- Opening Delimiter -

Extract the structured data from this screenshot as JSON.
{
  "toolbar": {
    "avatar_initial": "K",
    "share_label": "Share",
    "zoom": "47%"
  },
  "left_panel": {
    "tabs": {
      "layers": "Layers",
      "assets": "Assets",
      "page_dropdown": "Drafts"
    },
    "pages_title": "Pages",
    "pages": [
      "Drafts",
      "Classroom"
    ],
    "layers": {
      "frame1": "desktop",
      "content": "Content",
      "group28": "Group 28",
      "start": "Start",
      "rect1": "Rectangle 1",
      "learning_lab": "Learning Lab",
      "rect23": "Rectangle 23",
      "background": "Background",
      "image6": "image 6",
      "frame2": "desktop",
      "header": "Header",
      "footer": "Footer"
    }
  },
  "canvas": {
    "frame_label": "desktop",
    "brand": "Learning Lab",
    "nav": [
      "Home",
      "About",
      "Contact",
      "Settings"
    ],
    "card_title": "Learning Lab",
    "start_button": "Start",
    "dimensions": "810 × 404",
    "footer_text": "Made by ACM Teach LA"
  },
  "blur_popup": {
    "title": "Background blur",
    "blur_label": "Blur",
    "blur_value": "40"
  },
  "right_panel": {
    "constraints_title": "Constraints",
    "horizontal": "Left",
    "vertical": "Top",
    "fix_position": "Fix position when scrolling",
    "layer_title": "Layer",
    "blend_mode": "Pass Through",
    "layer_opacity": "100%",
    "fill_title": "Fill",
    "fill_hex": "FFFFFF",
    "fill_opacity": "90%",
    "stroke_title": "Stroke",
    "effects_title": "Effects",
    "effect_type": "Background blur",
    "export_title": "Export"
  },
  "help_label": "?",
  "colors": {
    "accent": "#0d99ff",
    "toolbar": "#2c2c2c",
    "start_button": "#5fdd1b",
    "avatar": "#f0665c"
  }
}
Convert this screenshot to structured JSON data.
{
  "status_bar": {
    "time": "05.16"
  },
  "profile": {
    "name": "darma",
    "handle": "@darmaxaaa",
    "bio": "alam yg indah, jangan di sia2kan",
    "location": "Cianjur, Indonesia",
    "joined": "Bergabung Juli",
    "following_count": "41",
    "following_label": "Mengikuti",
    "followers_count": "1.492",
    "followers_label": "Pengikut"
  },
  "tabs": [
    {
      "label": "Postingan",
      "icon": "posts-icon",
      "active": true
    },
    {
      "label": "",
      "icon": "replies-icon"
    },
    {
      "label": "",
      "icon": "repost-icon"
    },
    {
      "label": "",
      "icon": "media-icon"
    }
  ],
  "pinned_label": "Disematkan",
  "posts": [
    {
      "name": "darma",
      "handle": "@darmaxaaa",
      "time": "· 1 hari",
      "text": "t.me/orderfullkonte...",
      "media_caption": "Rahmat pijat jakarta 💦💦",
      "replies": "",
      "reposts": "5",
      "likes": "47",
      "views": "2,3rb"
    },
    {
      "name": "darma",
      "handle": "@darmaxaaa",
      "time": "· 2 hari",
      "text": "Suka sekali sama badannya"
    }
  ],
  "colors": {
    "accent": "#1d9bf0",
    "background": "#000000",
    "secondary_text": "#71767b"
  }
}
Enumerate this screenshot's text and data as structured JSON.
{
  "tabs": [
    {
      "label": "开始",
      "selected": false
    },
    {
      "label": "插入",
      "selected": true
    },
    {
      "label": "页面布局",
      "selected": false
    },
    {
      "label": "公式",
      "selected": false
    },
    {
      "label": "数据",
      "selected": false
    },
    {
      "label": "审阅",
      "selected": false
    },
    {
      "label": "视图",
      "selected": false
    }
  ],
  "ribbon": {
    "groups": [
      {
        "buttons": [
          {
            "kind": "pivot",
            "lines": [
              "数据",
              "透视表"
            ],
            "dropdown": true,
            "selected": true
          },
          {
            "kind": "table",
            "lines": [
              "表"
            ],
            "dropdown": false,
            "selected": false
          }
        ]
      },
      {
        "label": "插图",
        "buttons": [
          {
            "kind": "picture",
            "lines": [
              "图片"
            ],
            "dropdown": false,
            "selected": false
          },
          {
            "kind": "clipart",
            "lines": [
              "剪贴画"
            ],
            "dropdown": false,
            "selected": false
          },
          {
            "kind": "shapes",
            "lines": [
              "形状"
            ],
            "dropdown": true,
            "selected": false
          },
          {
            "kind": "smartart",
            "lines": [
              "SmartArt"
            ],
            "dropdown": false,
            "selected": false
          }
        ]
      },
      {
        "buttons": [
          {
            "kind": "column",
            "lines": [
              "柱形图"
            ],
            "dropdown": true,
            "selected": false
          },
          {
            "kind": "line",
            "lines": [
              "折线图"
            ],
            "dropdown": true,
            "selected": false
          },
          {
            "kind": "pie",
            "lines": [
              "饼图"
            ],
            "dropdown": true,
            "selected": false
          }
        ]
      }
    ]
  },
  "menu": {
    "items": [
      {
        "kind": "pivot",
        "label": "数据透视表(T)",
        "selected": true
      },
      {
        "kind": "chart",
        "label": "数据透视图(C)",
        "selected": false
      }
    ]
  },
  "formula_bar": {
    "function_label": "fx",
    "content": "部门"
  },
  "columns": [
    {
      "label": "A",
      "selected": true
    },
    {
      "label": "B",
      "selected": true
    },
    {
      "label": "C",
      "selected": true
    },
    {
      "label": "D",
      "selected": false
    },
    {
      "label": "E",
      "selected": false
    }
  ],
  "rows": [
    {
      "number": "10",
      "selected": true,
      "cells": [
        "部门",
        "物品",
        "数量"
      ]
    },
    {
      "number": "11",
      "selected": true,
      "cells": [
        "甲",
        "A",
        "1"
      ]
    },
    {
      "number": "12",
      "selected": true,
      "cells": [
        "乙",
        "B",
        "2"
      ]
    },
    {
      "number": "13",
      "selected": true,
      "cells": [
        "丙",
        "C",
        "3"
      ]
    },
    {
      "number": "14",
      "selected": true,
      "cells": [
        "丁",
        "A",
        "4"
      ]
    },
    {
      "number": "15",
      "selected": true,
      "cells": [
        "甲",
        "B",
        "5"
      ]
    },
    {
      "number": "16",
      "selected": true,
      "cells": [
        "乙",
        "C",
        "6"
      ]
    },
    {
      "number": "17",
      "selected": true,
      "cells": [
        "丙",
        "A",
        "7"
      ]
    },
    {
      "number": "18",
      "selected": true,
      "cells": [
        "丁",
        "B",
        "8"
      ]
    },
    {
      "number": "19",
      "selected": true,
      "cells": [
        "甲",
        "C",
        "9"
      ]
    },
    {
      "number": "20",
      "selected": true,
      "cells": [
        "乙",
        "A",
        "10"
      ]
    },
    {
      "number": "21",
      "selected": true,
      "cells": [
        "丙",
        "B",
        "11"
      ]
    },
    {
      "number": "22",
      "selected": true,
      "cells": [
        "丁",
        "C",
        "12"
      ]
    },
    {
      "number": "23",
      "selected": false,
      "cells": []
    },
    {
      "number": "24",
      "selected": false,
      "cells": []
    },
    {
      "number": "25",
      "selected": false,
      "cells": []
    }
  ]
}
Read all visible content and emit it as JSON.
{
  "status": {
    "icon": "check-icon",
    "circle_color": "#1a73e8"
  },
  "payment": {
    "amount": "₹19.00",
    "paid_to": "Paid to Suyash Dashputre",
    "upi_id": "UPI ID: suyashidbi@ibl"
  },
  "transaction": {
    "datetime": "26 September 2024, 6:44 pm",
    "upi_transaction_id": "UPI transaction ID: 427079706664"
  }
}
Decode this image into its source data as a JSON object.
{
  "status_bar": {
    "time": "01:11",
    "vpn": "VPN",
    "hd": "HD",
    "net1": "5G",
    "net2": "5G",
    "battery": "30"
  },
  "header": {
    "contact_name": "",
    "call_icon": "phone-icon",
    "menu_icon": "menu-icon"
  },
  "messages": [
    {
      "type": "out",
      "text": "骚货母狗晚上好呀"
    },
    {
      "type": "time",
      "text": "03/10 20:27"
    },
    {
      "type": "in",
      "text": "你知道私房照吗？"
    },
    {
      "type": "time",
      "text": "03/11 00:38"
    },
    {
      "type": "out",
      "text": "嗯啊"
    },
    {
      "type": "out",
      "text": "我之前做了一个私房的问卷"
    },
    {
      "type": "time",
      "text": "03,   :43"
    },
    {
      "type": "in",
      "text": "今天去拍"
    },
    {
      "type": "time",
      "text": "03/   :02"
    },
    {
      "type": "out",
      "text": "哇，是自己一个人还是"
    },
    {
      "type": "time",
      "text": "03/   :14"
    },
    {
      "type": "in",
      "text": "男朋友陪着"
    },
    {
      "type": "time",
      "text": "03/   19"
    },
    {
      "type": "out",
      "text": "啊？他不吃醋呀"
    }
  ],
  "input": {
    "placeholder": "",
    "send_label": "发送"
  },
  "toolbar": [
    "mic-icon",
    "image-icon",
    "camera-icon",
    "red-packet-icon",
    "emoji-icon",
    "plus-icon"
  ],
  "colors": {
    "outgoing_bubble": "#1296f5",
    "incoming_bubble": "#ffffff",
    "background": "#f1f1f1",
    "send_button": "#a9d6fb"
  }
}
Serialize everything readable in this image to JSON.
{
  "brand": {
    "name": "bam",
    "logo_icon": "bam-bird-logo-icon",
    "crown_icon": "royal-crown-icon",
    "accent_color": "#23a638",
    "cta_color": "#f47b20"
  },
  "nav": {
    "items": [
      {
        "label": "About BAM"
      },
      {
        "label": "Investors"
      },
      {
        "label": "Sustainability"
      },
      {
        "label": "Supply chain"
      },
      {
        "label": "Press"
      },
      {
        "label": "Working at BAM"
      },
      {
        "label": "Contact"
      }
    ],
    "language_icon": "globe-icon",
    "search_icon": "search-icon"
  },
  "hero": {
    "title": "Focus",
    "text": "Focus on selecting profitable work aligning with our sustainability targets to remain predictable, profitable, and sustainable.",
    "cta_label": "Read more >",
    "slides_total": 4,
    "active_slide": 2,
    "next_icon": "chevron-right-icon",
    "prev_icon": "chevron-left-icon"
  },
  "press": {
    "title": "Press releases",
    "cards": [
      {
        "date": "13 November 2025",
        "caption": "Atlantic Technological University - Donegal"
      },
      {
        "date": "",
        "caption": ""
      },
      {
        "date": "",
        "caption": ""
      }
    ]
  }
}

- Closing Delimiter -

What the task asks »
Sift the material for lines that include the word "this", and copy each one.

Reply »
Extract the structured data from this screenshot as JSON.
Convert this screenshot to structured JSON data.
Enumerate this screenshot's text and data as structured JSON.
Decode this image into its source data as a JSON object.
Serialize everything readable in this image to JSON.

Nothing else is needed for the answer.